From Mary-Ann, mother of Blake:  Well, we just got back from a "get out of Dodge" long weekend. It seems, at times, things start to pile up on us emotionally. This has been the case for both my husband and me lately. When that happens, as soon as it is possible, we get out of town for a while. We did so this past week for a few days just to get away to relax where no one knows us who would be asking questions about the past, bringing up painful memories we're trying to put behind us, as best as possible. It doesn't always come when we can easily handle them. At those times, we've found that we just need to remove ourselves from the questioning people! By doing so it gives us time to get some fresh air, so to speak, then come back home more able and ready to face the world again.
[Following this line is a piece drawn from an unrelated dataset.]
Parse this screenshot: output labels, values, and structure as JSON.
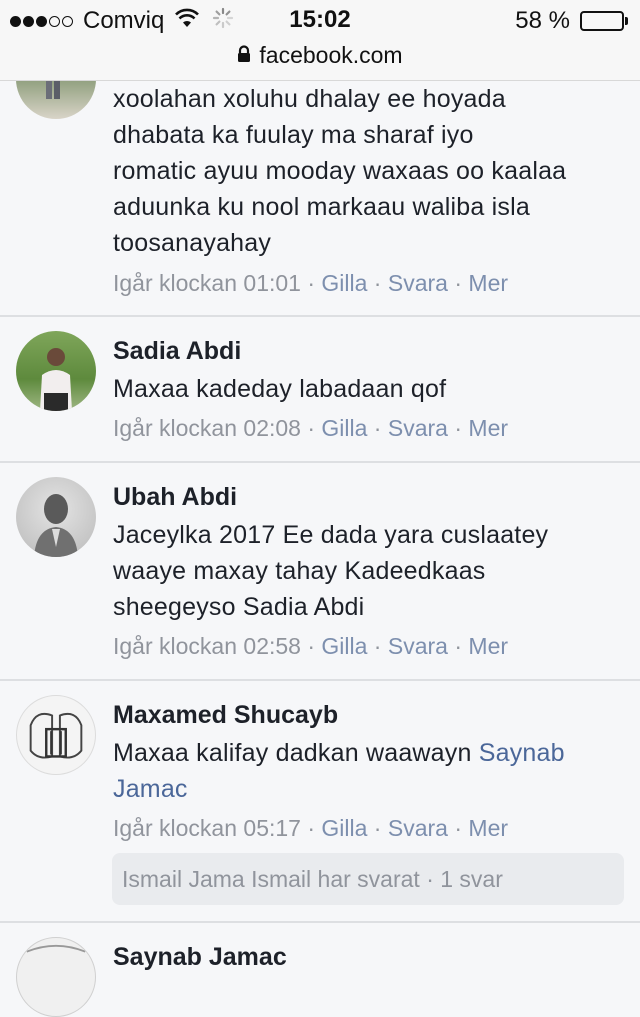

If you would like to send a message thanking one or all of those who participated in this week’s Saturday Morning Message, send it to me at online@taps.org and I will make sure your thoughts are passed along to them.


UPCOMING VIDEO AND TEXT CHATS

Visit the TAPS chat calendar for this week's chat schedule. » 


To subscribe to the Saturday Morning Message email online@taps.orgThe Saturday Morning Message is a weekly communication; written and contributed to by survivors. The primary focus of the Saturday Morning Message is to foster peer-based connection, survivors helping survivors, for support and encouragement along the grief journey. It is the goal of this communication to foster a safe, supportive atmosphere where we can openly share in a non-judgmental and caring manner. Read and contribute as you are comfortable, and explore any opinions/ideas shared that are most beneficial to you on your individual journey. Content submitted for inclusion in the Saturday Morning Message is edited for spacing considerations and grammatical corrections.  

If you ever need to speak to someone regarding an urgent matter or just need a listening ear, the loving family at TAPS is available to you 24 hours a day. Please feel free to contact TAPS at 800-959-8277.